These days, when people go to a restaurant, shop for a new couch — or even go to work — they’re looking for more.

 

They want “the experience.”

 

This is why activities like bowling have been experiencing a resurgence among millennials. It’s not just eating dinner or hanging out with friends — you are doing something. Even if it is bowling. (Sorry, not a bowling fan yet.)

 

Why positive experiences pay:

 

This push for experiences has made its way into the design of commercial spaces themselves. Let’s face it. Consumers today have choices.

 

  • They can order almost anything online and have it delivered directly to their door.
  • They constantly share their experiences, leaving online reviews and reading them religiously, and communicating with businesses directly via social media.
  • They have high expectations, especially for customer service. If they’re going to come to a brick-and-mortar location, it has to be worth it.

 

Because of this, your customers need to have a good experience when they come — or they won’t come back. In fact, you might not even get them in the door if it doesn’t look inviting or interesting.

 

What is experiential design?

 

A business owner planning a new commercial space — or revamping a tired one — needs to embrace experiential design.

 

That means, you must consider not just how a space will look and function — but how it makes the person experiencing that design feel, how it impacts their overall experience.The goal of the design should be to get the user to engage in the environment itself.

 

Think about the last time you stepped into Ikea. It’s like a museum of furniture. You can sit on any chair or sofa, try out the beds, and even open and close drawers and closets in their “apartment setups”. Even if you don’t have the Swedish meatballs, you walk out of there feeling like you’ve been somewhere, like you experienced something.

 

Touching every sense:

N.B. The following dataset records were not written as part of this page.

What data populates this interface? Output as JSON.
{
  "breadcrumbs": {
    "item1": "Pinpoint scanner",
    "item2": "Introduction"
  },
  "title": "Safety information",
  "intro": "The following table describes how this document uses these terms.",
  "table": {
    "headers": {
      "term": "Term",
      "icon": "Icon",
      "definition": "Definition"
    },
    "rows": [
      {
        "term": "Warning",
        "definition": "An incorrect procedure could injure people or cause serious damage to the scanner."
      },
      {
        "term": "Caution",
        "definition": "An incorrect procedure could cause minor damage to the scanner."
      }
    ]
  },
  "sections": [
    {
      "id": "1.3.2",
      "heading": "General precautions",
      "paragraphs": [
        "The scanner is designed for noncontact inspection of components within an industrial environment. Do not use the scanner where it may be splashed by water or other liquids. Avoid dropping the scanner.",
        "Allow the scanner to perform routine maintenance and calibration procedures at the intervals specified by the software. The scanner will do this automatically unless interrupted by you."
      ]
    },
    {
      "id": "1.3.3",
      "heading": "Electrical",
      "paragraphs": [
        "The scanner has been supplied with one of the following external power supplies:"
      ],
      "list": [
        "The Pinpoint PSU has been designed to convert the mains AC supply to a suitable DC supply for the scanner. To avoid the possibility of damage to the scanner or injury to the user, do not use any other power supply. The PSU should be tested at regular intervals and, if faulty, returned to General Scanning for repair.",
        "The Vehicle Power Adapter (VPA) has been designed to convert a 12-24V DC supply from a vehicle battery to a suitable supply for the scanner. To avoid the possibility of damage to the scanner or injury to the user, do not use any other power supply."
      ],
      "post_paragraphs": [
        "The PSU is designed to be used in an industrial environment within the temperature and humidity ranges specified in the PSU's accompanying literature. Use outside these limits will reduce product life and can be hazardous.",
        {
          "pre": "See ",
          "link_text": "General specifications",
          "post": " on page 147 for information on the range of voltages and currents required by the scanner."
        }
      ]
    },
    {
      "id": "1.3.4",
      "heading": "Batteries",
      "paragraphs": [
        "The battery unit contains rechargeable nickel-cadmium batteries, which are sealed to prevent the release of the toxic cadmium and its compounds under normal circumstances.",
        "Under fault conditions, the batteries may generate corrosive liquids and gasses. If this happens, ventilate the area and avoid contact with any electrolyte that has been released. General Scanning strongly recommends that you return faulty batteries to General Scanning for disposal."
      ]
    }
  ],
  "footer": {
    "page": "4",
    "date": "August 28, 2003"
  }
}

Design has the ability to intensify the experience of the customer in any commercial space — from hotel to restaurant, even his own workplace.

 

This is accomplished via deliberate placement of elements that:

  • evoke emotion
  • stimulate different senses
  • enhance socialization
  • introduce technology

 

That’s why for example, for a rooftop lounge space on top of a parking structure in Texas, I incorporated lots of glass and natural design elements — so you feel like you’re standing at the beach, hearing the waves, as you relax with friends.

 

Experiential design in action:

 

Experiential design is what the modern customer craves — and many commercial spaces already deliver:

 

  • Like Williams Sonoma, which incorporates spaces for cooking demos and tastings; you can hear the sizzle, and smell and taste the delicacies prepared on their cookware.
  • Like myriad offices and universities that have developed green walls and bright, sun-lit shared spaces; the plants and flowers and natural sunlight promote creativity and facilitate teamwork.

 

  • Like the white-washed, uncluttered, and uber-modern Apple stores set up for interacting with new technologies and learning more about them and the tech world — not just upgrading your cellphone.  

 

You want your design to tell the story of who you are, what you do, and what you offer the customer. When done right, the customer will enjoy the experience and feel connected to the brand — and then they’ll come back.